  • Normal immunity along the lining of the urethra. This is a combination of antibodies the body produces (Specifically, IgA), the mucous layer of the urethra and bladder (made up of PSGAGs, glucosamine, and other large starch and protein molecules), and the anatomy of the vulva, vagina, urethra, and urinary bladder. There are all kinds of plumbing issues that can pre-dispose to urinary tract infections. If the vulva is "tucked" up high and urine pools in the vestibule or vagina, then you are pre-disposed to issues. If you're male - having testicles pre-disposes you to problems because of that annoying prostate. Intact male dogs are at higher risk than neutered male dogs (generally speaking).
Who knows which is exactly Pearl's issue. Could be a combination of all of them. Additionally, we have the question of whether the bacteria involved are being effectively killed during a course of treatment. She may have a smoldering UTI and so culture of the urine before and after treatment may be a VERY smart thing to consider. Once we culture the bug the lab will help us determine what antibiotics are most likely to work and we can make sure we're using the right one.

So my initial recommendation to you is to finish this round of antibiotics (probably 21 days worth of antibiotic) and keep rechecking the urine. I'd consider culturing the urine when she's been done with the antibiotic for at least 5 days. Your veterinarian will get the sample directly from her urinary bladder (it sounds dramatic, but it isn't). We must make absolutely certain that the infection is gone. Start her on a joint supplement. These are only going to help the bladder. Vitamin-C containing products are nice. Dasuquin and Synovi-G3 are both good products worth considering. If we are still having problems with re-infection, then ultrasound of the bladder to look for things like a polyp or pocketing of the bladder wall is a very smart move. Be patient - we can usually get to the bottom of this and then focus on prevention alone. I'm suspicious we may not be completely and totally resolving the infection or there's a polyp or some similar problem allowing the infection to keep hiding out.
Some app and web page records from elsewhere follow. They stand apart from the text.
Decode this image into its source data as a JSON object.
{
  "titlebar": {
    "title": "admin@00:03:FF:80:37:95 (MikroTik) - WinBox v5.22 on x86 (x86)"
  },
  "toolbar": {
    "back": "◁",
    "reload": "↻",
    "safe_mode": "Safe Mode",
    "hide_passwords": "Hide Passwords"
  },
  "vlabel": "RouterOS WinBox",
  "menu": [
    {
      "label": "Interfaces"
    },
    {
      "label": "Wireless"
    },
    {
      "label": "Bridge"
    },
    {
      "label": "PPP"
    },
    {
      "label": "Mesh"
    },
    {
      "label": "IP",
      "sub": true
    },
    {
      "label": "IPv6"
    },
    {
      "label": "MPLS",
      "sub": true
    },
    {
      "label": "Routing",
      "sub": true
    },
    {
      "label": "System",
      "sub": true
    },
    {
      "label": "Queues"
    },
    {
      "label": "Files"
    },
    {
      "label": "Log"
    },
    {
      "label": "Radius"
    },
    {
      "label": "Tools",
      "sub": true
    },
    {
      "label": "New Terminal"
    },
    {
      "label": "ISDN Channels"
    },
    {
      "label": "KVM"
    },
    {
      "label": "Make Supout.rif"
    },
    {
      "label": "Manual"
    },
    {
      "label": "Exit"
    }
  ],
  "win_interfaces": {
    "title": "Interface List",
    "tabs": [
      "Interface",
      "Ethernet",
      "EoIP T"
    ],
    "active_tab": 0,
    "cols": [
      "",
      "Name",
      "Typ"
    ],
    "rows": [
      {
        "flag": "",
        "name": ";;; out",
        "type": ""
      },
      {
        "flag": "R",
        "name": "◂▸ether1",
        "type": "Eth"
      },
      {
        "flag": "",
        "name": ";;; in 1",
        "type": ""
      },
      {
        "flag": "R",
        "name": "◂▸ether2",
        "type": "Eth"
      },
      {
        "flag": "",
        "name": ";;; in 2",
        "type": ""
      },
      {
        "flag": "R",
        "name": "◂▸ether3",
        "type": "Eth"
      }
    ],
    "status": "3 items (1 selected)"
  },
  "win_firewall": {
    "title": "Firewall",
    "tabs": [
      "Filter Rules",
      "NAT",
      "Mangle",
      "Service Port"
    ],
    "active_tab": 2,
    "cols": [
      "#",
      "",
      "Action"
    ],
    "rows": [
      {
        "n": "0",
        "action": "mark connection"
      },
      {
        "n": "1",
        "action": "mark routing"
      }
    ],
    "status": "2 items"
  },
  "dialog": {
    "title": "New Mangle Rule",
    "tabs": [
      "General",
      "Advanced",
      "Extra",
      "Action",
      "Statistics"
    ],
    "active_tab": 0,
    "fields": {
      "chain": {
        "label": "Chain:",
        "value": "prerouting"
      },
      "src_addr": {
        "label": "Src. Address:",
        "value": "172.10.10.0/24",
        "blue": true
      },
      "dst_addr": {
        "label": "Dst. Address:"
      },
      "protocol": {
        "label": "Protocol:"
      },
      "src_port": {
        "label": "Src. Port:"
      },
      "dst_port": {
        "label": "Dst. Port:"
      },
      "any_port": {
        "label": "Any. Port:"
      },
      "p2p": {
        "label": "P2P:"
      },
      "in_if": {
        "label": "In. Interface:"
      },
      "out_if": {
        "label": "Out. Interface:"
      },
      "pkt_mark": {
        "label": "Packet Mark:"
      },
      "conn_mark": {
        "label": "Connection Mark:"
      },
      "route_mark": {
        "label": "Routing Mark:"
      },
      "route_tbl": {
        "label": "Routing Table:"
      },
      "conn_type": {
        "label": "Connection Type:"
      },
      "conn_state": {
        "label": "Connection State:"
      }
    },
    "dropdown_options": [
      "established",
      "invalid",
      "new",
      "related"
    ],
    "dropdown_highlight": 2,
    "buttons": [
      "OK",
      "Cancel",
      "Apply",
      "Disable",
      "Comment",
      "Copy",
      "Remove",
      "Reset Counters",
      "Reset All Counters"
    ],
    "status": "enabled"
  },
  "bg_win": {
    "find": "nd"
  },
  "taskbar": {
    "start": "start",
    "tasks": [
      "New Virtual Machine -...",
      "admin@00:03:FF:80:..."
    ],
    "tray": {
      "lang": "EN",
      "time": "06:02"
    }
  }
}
Pearl said...

Thank you, thank you, thank you.

I really appreciate your thorough and prompt response. We are starting the 21-day course of antibiotics today, and I will request a urine culture shortly after we finish. We'll go from there...

I agree that proactively looking for the infection needs to be the next step. She acts no different when she is severely infected than she does any other time, bless her heart!

I need to figure out how to increase her water intake. I'm not sure if I should start adding some water or broth in with her current dry food, or maybe rotate in some canned food. If you have thoughts on that, I'd appreciate it.

Thank you again for taking the time to address my concerns and congrats on your move to Oklahoma! We are in Oklahoma City. Stillwater will be lucky to have you on board!

-Kelly & Pearl

Dozer and Coop said...

Holy Cow! I got to you through Pearl's blog and I am incredibly grateful. We have a 16 year old Cardigan Corgi who has been through the same riga-ma-roll a Pearl. But at age 16 Dots is never going to be a candidate for surgery. We've had all three of our dogs (2 corgis (age 5 and 16) and a 12 year old cocker spaniel)on the Hills because it was easier to feed them the same food. But when Dots' crystals came back and she started passing blood, our vet said due to her age, there wasn't much to be done.

The good news is that Dottie drinks enormous amounts of water and pees like a race horse (as my father used to say). She is a rescue but according to her previous owner, this has been normal for her for the past ten years.

We will try your advice and we'll be adding you to our daily blog list to check.

Thank you! I cannot tell you how much we all appreciate your sage advice.

Nancy (and Dozer, Dottie and Cooper)

Aaron said...

Thanks, Nancy. I did this project because I knew people had a hard time getting information on-line and I take pride in my efforts to educate. I really appreciate your comment!

I'll keep the posts coming as best as I can!


Marc Smith said...

I like your explanation.